**PROBLEM TO SOLVE:**
Print every entry again exactly, with no pictures.

**DATA FOR THIS EXERCISE:**
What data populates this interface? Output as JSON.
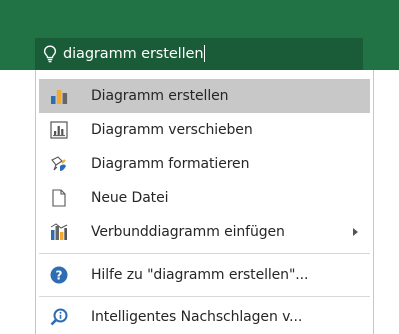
{
  "search": {
    "query": "diagramm erstellen",
    "icon": "lightbulb-icon"
  },
  "menu": {
    "items": [
      {
        "label": "Diagramm erstellen",
        "icon": "bar-chart-icon",
        "selected": true
      },
      {
        "label": "Diagramm verschieben",
        "icon": "move-chart-icon"
      },
      {
        "label": "Diagramm formatieren",
        "icon": "format-brush-icon"
      },
      {
        "label": "Neue Datei",
        "icon": "new-document-icon"
      },
      {
        "label": "Verbunddiagramm einfügen",
        "icon": "combo-chart-icon",
        "has_submenu": true
      },
      {
        "label": "Hilfe zu \"diagramm erstellen\"...",
        "icon": "help-icon"
      },
      {
        "label": "Intelligentes Nachschlagen v...",
        "icon": "smart-lookup-icon"
      }
    ]
  },
  "colors": {
    "ribbon": "#217346",
    "search_box": "#1a5c37",
    "selected_item": "#c8c8c8",
    "help_icon": "#2e6db4"
  }
}
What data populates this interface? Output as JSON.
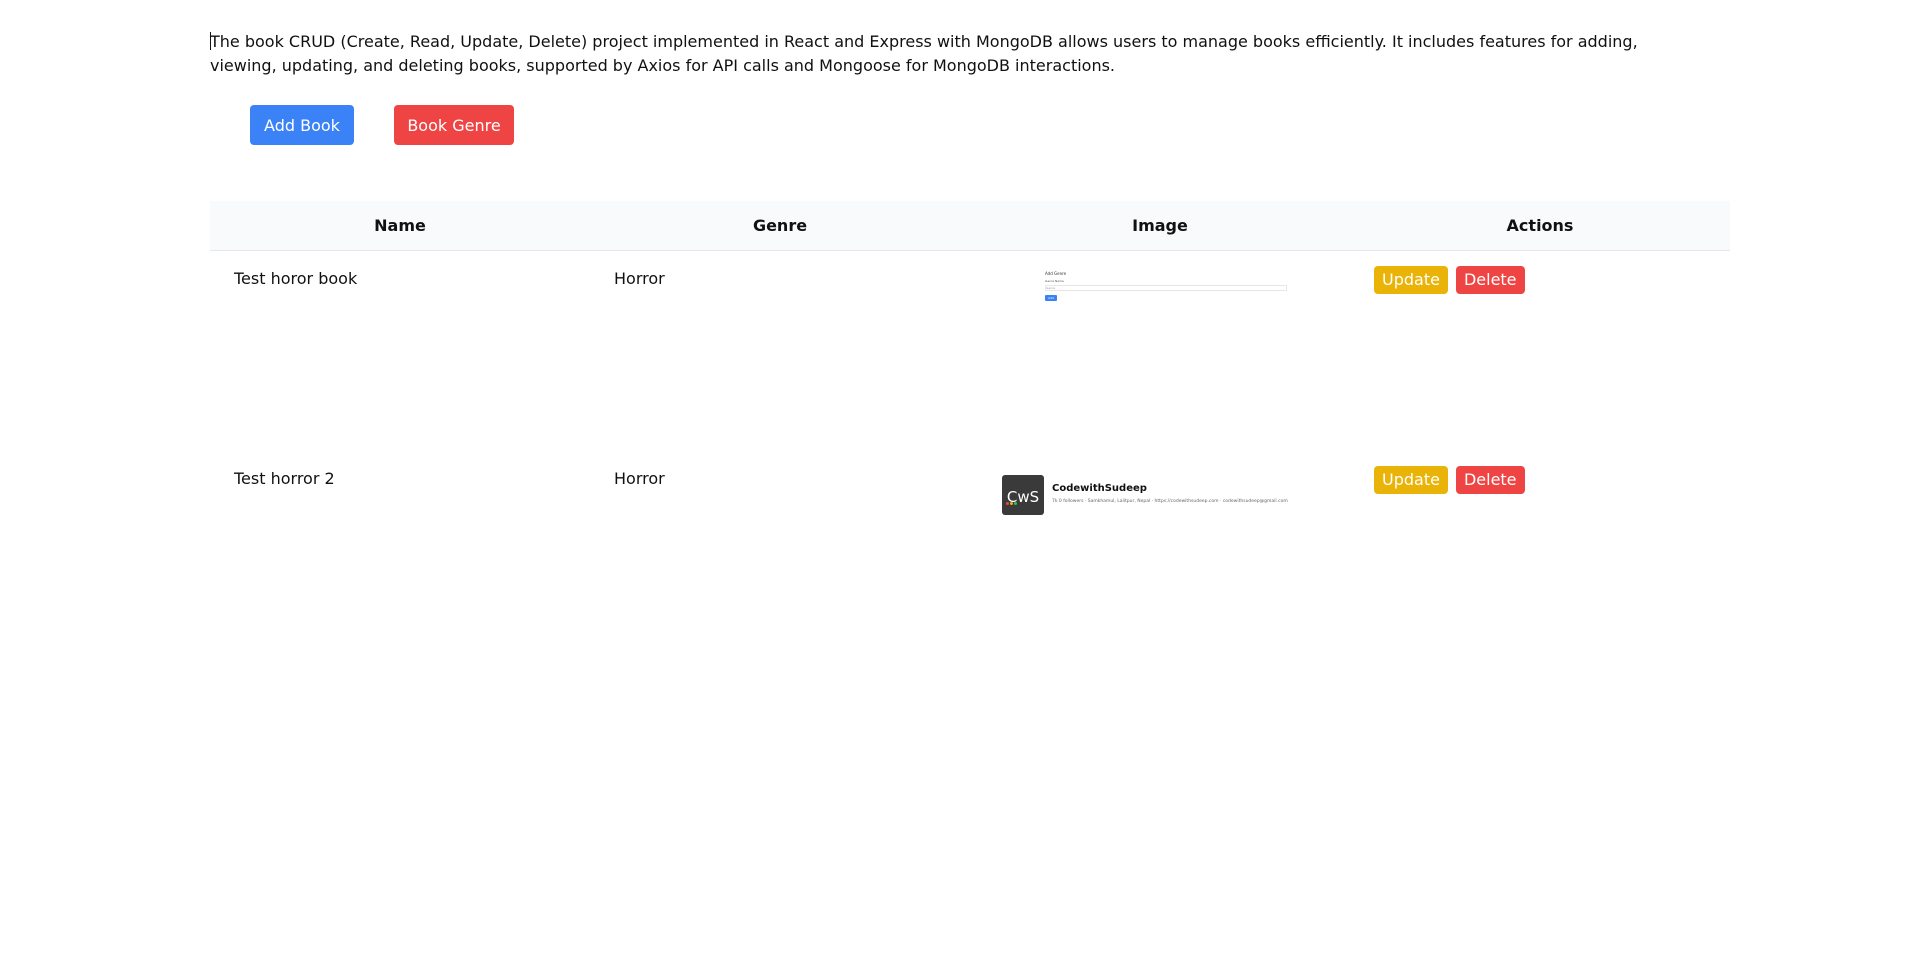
{
  "description": "The book CRUD (Create, Read, Update, Delete) project implemented in React and Express with MongoDB allows users to manage books efficiently. It includes features for adding, viewing, updating, and deleting books, supported by Axios for API calls and Mongoose for MongoDB interactions.",
  "toolbar": {
    "add_book_label": "Add Book",
    "book_genre_label": "Book Genre"
  },
  "table": {
    "headers": [
      "Name",
      "Genre",
      "Image",
      "Actions"
    ],
    "rows": [
      {
        "name": "Test horor book",
        "genre": "Horror",
        "update_label": "Update",
        "delete_label": "Delete",
        "thumbnail": {
          "title": "Add Genre",
          "label": "Genre Name",
          "input": "Genre",
          "button": "Add"
        }
      },
      {
        "name": "Test horror 2",
        "genre": "Horror",
        "update_label": "Update",
        "delete_label": "Delete",
        "thumbnail": {
          "logo": "CwS",
          "name": "CodewithSudeep",
          "meta": "7k 0 followers · Samkhamul, Lalitpur, Nepal · https://codewithsudeep.com · codewithsudeep@gmail.com"
        }
      }
    ]
  },
  "colors": {
    "primary": "#3b82f6",
    "danger": "#ef4444",
    "warning": "#eab308",
    "header_bg": "#f9fafb"
  }
}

**SOLUTION FOR THIS PROBLEM:**
What data populates this interface? Output as JSON.
{
  "search": {
    "query": "diagramm erstellen",
    "icon": "lightbulb-icon"
  },
  "menu": {
    "items": [
      {
        "label": "Diagramm erstellen",
        "icon": "bar-chart-icon",
        "selected": true
      },
      {
        "label": "Diagramm verschieben",
        "icon": "move-chart-icon"
      },
      {
        "label": "Diagramm formatieren",
        "icon": "format-brush-icon"
      },
      {
        "label": "Neue Datei",
        "icon": "new-document-icon"
      },
      {
        "label": "Verbunddiagramm einfügen",
        "icon": "combo-chart-icon",
        "has_submenu": true
      },
      {
        "label": "Hilfe zu \"diagramm erstellen\"...",
        "icon": "help-icon"
      },
      {
        "label": "Intelligentes Nachschlagen v...",
        "icon": "smart-lookup-icon"
      }
    ]
  },
  "colors": {
    "ribbon": "#217346",
    "search_box": "#1a5c37",
    "selected_item": "#c8c8c8",
    "help_icon": "#2e6db4"
  }
}
What data populates this interface? Output as JSON.
{
  "description": "The book CRUD (Create, Read, Update, Delete) project implemented in React and Express with MongoDB allows users to manage books efficiently. It includes features for adding, viewing, updating, and deleting books, supported by Axios for API calls and Mongoose for MongoDB interactions.",
  "toolbar": {
    "add_book_label": "Add Book",
    "book_genre_label": "Book Genre"
  },
  "table": {
    "headers": [
      "Name",
      "Genre",
      "Image",
      "Actions"
    ],
    "rows": [
      {
        "name": "Test horor book",
        "genre": "Horror",
        "update_label": "Update",
        "delete_label": "Delete",
        "thumbnail": {
          "title": "Add Genre",
          "label": "Genre Name",
          "input": "Genre",
          "button": "Add"
        }
      },
      {
        "name": "Test horror 2",
        "genre": "Horror",
        "update_label": "Update",
        "delete_label": "Delete",
        "thumbnail": {
          "logo": "CwS",
          "name": "CodewithSudeep",
          "meta": "7k 0 followers · Samkhamul, Lalitpur, Nepal · https://codewithsudeep.com · codewithsudeep@gmail.com"
        }
      }
    ]
  },
  "colors": {
    "primary": "#3b82f6",
    "danger": "#ef4444",
    "warning": "#eab308",
    "header_bg": "#f9fafb"
  }
}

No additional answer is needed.